## [What is required]
Search the data below for the string "true" and copy all lines where it shows up.

___ Records to process

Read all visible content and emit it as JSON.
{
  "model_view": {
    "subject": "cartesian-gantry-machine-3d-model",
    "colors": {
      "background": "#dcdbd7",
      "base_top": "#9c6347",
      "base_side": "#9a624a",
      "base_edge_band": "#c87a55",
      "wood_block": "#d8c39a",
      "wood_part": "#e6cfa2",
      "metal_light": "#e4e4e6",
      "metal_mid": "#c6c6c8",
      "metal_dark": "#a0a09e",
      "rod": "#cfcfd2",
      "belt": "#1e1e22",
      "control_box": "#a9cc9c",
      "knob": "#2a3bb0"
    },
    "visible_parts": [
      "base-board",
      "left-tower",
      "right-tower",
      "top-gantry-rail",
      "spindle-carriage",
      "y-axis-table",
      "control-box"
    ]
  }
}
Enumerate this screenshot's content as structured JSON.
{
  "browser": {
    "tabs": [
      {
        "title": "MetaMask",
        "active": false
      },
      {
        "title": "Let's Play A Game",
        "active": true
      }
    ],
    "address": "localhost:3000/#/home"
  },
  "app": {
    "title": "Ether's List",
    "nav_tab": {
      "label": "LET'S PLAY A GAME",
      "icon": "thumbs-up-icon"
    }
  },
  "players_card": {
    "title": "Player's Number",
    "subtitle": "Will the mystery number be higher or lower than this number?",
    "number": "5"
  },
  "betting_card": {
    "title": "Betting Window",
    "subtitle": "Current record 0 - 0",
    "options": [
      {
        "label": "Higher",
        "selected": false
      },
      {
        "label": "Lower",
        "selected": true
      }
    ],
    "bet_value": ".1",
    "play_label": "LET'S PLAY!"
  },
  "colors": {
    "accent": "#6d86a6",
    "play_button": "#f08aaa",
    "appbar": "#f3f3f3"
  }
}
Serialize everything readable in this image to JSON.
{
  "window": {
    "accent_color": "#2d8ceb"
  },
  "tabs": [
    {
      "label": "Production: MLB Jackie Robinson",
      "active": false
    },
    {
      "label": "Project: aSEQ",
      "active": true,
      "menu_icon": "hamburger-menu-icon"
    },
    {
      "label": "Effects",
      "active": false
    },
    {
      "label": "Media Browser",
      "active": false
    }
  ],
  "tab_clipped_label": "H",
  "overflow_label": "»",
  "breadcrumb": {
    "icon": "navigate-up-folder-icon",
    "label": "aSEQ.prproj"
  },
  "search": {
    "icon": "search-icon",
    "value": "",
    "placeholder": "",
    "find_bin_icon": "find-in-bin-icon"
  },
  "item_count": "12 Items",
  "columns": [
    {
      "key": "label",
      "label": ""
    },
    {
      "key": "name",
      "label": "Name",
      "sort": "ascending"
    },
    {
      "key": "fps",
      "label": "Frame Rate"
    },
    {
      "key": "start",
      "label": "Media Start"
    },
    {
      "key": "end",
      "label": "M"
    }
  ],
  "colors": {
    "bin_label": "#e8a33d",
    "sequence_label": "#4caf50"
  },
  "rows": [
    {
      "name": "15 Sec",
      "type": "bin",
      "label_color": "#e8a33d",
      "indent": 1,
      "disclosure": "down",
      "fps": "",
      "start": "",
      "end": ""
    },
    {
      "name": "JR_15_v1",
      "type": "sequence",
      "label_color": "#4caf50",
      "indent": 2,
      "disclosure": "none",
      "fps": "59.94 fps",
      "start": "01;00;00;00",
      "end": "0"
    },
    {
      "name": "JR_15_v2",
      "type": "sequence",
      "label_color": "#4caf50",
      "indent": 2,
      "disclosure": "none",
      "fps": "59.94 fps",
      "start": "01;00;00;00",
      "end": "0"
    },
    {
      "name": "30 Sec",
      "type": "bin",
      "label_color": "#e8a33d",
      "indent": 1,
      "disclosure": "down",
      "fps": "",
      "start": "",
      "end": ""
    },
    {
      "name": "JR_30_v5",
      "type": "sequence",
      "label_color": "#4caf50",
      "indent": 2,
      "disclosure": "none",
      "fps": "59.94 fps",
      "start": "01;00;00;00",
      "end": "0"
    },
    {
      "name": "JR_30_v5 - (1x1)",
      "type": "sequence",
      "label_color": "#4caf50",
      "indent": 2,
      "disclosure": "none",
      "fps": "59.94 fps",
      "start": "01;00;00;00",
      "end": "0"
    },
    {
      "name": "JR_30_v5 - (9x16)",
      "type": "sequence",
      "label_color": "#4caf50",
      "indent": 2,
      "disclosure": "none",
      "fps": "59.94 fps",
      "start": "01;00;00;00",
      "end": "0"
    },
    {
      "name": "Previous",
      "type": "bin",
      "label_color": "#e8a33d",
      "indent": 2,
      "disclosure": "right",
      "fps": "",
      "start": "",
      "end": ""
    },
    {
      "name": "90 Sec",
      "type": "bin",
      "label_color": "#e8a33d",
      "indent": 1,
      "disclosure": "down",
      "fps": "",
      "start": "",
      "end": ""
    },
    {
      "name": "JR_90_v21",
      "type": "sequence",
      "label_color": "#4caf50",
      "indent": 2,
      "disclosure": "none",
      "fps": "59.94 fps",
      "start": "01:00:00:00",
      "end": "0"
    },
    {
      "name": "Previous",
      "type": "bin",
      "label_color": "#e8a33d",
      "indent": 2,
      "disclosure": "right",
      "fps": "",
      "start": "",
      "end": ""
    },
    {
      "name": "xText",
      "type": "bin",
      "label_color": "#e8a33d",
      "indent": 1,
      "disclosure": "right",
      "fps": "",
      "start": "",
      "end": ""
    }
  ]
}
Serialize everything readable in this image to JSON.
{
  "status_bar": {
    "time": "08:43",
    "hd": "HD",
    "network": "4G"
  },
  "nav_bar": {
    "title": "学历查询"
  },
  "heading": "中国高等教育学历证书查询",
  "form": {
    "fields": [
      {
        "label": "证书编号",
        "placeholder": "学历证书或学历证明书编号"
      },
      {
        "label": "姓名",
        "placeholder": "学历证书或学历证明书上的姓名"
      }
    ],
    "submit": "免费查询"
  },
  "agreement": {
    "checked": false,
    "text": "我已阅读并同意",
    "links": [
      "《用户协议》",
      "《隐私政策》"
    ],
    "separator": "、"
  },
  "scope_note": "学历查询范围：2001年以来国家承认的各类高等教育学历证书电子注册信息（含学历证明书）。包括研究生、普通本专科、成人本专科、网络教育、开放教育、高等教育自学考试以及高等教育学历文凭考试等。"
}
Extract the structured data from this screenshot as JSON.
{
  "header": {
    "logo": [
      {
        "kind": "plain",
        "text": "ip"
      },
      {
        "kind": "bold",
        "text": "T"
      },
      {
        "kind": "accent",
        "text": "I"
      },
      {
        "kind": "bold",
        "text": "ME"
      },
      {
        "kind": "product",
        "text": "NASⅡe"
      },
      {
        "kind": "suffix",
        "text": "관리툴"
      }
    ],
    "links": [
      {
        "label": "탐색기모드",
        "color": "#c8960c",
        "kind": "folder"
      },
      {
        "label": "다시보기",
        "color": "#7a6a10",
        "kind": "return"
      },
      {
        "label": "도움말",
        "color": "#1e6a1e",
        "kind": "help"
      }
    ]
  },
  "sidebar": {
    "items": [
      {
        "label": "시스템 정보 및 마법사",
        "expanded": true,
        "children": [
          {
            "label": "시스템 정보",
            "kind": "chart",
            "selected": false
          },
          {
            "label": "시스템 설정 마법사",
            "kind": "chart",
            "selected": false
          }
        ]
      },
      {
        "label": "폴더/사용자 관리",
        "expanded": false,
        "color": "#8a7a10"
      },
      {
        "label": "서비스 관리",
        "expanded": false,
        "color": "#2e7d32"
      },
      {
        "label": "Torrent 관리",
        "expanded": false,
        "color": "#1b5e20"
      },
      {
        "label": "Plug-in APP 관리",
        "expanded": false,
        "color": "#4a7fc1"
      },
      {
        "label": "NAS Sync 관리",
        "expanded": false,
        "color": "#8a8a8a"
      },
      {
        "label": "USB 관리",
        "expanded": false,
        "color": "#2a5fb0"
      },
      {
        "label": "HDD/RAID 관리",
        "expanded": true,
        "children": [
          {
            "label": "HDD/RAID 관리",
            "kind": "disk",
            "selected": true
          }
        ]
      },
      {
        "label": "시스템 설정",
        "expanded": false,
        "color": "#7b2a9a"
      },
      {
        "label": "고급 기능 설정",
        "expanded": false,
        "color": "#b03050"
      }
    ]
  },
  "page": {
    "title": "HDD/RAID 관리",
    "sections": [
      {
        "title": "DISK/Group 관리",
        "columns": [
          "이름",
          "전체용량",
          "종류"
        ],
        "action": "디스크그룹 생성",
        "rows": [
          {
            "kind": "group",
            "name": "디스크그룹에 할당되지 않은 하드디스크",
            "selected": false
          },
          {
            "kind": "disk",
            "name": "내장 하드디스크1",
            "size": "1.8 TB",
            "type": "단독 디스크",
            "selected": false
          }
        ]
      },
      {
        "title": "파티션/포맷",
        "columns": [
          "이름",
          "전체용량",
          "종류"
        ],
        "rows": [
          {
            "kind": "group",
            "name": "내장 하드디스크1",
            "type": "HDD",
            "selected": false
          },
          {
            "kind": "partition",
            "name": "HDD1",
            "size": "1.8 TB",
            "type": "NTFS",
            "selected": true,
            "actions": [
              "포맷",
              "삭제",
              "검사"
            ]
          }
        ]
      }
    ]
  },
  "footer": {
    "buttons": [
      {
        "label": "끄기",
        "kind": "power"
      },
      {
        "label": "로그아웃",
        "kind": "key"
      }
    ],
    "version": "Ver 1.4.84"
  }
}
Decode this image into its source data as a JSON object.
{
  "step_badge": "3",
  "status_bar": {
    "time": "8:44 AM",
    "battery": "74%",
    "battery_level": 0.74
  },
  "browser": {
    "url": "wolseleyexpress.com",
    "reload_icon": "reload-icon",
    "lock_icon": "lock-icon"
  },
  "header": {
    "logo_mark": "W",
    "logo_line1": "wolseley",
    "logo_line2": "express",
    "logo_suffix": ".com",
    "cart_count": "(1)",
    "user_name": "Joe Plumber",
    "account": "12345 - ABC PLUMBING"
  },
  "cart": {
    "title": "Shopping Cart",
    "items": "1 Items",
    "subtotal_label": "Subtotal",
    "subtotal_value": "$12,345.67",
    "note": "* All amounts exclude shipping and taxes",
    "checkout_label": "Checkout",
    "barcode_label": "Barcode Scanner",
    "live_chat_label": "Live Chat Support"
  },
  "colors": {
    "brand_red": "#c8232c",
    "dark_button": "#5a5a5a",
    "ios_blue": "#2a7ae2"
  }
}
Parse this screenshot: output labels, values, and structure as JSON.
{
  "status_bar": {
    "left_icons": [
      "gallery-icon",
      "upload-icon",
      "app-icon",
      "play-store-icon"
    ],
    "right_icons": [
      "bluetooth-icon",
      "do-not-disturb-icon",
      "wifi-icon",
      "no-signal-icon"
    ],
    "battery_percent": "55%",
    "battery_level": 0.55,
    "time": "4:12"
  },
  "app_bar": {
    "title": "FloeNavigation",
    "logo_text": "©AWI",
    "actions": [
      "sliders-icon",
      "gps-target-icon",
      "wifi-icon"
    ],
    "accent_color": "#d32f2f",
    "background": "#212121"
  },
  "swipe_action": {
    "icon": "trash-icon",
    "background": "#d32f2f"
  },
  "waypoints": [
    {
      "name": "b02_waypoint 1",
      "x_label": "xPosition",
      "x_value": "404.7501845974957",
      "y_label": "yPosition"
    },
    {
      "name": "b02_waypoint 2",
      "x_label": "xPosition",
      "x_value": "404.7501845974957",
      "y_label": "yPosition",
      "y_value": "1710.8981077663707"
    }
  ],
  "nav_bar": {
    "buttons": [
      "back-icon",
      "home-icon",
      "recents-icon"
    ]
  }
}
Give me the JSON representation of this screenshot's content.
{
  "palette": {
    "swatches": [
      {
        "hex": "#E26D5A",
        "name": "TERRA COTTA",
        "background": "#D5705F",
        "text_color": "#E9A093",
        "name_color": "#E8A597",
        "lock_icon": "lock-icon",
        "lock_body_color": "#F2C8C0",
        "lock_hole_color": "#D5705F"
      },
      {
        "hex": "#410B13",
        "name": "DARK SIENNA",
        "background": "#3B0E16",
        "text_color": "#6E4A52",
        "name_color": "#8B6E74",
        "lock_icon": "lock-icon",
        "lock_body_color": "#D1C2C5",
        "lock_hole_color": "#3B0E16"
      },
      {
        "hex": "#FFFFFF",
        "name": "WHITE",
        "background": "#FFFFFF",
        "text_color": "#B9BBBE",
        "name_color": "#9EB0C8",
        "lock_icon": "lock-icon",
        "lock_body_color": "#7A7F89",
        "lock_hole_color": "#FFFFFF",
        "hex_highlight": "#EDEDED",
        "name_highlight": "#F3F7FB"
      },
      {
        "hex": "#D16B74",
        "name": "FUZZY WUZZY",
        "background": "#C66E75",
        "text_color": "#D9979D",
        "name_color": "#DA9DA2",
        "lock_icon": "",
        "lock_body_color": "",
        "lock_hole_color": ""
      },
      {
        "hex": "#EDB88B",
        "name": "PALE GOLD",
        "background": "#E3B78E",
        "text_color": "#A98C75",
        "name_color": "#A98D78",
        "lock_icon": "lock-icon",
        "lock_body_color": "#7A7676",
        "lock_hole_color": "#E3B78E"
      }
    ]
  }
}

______

## [Exercise answer]
        "active": true
        "selected": true
      "active": true,
        "expanded": true,
        "expanded": true,
            "selected": true
            "selected": true,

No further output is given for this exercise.